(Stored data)
+ + + +
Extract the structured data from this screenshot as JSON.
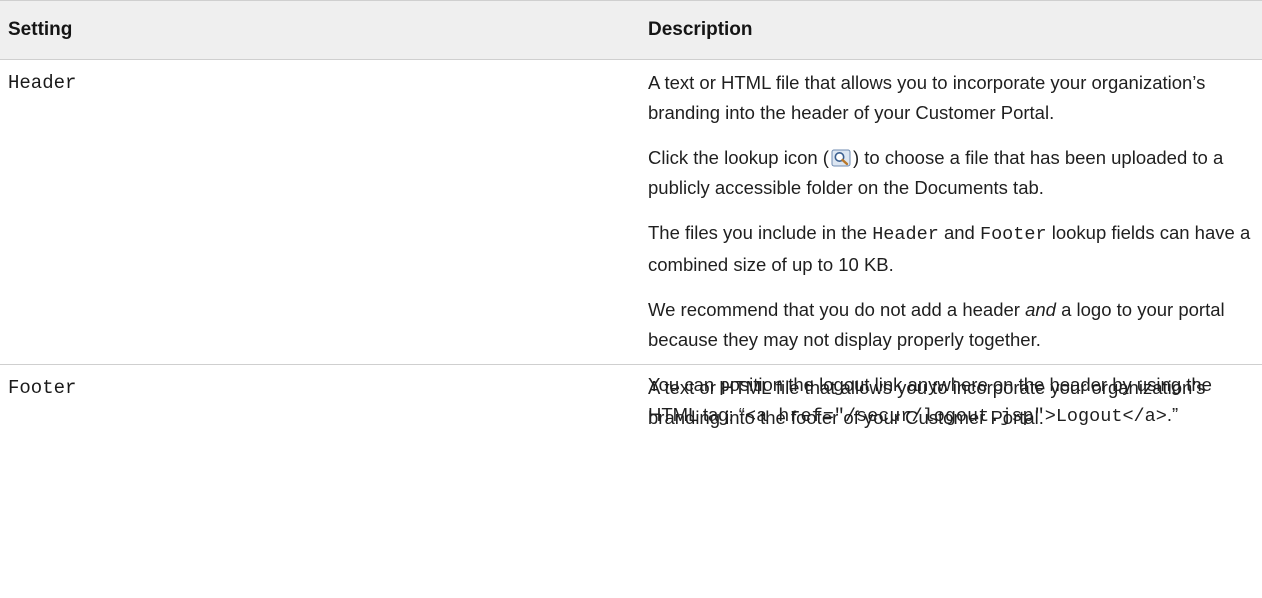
{
  "table": {
    "headers": {
      "setting": "Setting",
      "description": "Description"
    },
    "rows": [
      {
        "setting": "Header",
        "p1": "A text or HTML file that allows you to incorporate your organization’s branding into the header of your Customer Portal.",
        "p2_before": "Click the lookup icon (",
        "p2_after": ") to choose a file that has been uploaded to a publicly accessible folder on the Documents tab.",
        "p3_a": "The files you include in the ",
        "p3_code1": "Header",
        "p3_b": " and ",
        "p3_code2": "Footer",
        "p3_c": " lookup fields can have a combined size of up to 10 KB.",
        "p4_a": "We recommend that you do not add a header ",
        "p4_em": "and",
        "p4_b": " a logo to your portal because they may not display properly together.",
        "p5_a": "You can position the logout link anywhere on the header by using the HTML tag: “",
        "p5_code": "<a href=\"/secur/logout.jsp\">Logout</a>",
        "p5_b": ".”"
      },
      {
        "setting": "Footer",
        "p1": "A text or HTML file that allows you to incorporate your organization’s branding into the footer of your Customer Portal."
      }
    ]
  },
  "icons": {
    "lookup": "lookup-magnifier-icon"
  }
}
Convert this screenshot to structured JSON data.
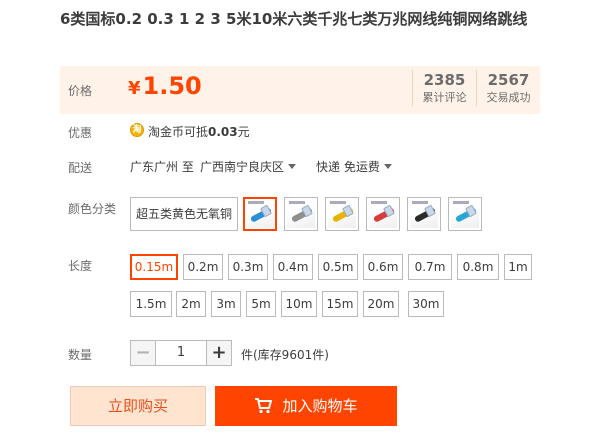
{
  "product": {
    "title": "6类国标0.2 0.3 1 2 3 5米10米六类千兆七类万兆网线纯铜网络跳线"
  },
  "price": {
    "label": "价格",
    "currency": "¥",
    "value": "1.50",
    "stats": [
      {
        "number": "2385",
        "label": "累计评论"
      },
      {
        "number": "2567",
        "label": "交易成功"
      }
    ]
  },
  "promo": {
    "label": "优惠",
    "coin_glyph": "淘",
    "text_prefix": "淘金币可抵",
    "amount": "0.03",
    "unit": "元"
  },
  "shipping": {
    "label": "配送",
    "from": "广东广州 至",
    "to": "广西南宁良庆区",
    "method": "快递 免运费"
  },
  "color": {
    "label": "颜色分类",
    "text_option": "超五类黄色无氧铜",
    "swatch_colors": [
      "#2a8fd8",
      "#8e8e8e",
      "#e8b400",
      "#d93a3a",
      "#2b2b2b",
      "#27a6d9"
    ],
    "selected_index": 0
  },
  "length": {
    "label": "长度",
    "options": [
      "0.15m",
      "0.2m",
      "0.3m",
      "0.4m",
      "0.5m",
      "0.6m",
      "0.7m",
      "0.8m",
      "1m",
      "1.5m",
      "2m",
      "3m",
      "5m",
      "10m",
      "15m",
      "20m",
      "30m"
    ],
    "selected_index": 0
  },
  "quantity": {
    "label": "数量",
    "minus": "−",
    "value": "1",
    "plus": "+",
    "stock": "件(库存9601件)"
  },
  "actions": {
    "buy_now": "立即购买",
    "add_to_cart": "加入购物车"
  },
  "colors": {
    "accent": "#ff4400",
    "price_bg": "#fff2e8",
    "buy_now_bg": "#ffe4d0"
  }
}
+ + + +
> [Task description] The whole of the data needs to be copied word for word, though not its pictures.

> [Result of the task]
Extract the structured data from this screenshot as JSON.
{
  "table": {
    "headers": {
      "setting": "Setting",
      "description": "Description"
    },
    "rows": [
      {
        "setting": "Header",
        "p1": "A text or HTML file that allows you to incorporate your organization’s branding into the header of your Customer Portal.",
        "p2_before": "Click the lookup icon (",
        "p2_after": ") to choose a file that has been uploaded to a publicly accessible folder on the Documents tab.",
        "p3_a": "The files you include in the ",
        "p3_code1": "Header",
        "p3_b": " and ",
        "p3_code2": "Footer",
        "p3_c": " lookup fields can have a combined size of up to 10 KB.",
        "p4_a": "We recommend that you do not add a header ",
        "p4_em": "and",
        "p4_b": " a logo to your portal because they may not display properly together.",
        "p5_a": "You can position the logout link anywhere on the header by using the HTML tag: “",
        "p5_code": "<a href=\"/secur/logout.jsp\">Logout</a>",
        "p5_b": ".”"
      },
      {
        "setting": "Footer",
        "p1": "A text or HTML file that allows you to incorporate your organization’s branding into the footer of your Customer Portal."
      }
    ]
  },
  "icons": {
    "lookup": "lookup-magnifier-icon"
  }
}
Convert this screenshot to structured JSON data.
{
  "product": {
    "title": "6类国标0.2 0.3 1 2 3 5米10米六类千兆七类万兆网线纯铜网络跳线"
  },
  "price": {
    "label": "价格",
    "currency": "¥",
    "value": "1.50",
    "stats": [
      {
        "number": "2385",
        "label": "累计评论"
      },
      {
        "number": "2567",
        "label": "交易成功"
      }
    ]
  },
  "promo": {
    "label": "优惠",
    "coin_glyph": "淘",
    "text_prefix": "淘金币可抵",
    "amount": "0.03",
    "unit": "元"
  },
  "shipping": {
    "label": "配送",
    "from": "广东广州 至",
    "to": "广西南宁良庆区",
    "method": "快递 免运费"
  },
  "color": {
    "label": "颜色分类",
    "text_option": "超五类黄色无氧铜",
    "swatch_colors": [
      "#2a8fd8",
      "#8e8e8e",
      "#e8b400",
      "#d93a3a",
      "#2b2b2b",
      "#27a6d9"
    ],
    "selected_index": 0
  },
  "length": {
    "label": "长度",
    "options": [
      "0.15m",
      "0.2m",
      "0.3m",
      "0.4m",
      "0.5m",
      "0.6m",
      "0.7m",
      "0.8m",
      "1m",
      "1.5m",
      "2m",
      "3m",
      "5m",
      "10m",
      "15m",
      "20m",
      "30m"
    ],
    "selected_index": 0
  },
  "quantity": {
    "label": "数量",
    "minus": "−",
    "value": "1",
    "plus": "+",
    "stock": "件(库存9601件)"
  },
  "actions": {
    "buy_now": "立即购买",
    "add_to_cart": "加入购物车"
  },
  "colors": {
    "accent": "#ff4400",
    "price_bg": "#fff2e8",
    "buy_now_bg": "#ffe4d0"
  }
}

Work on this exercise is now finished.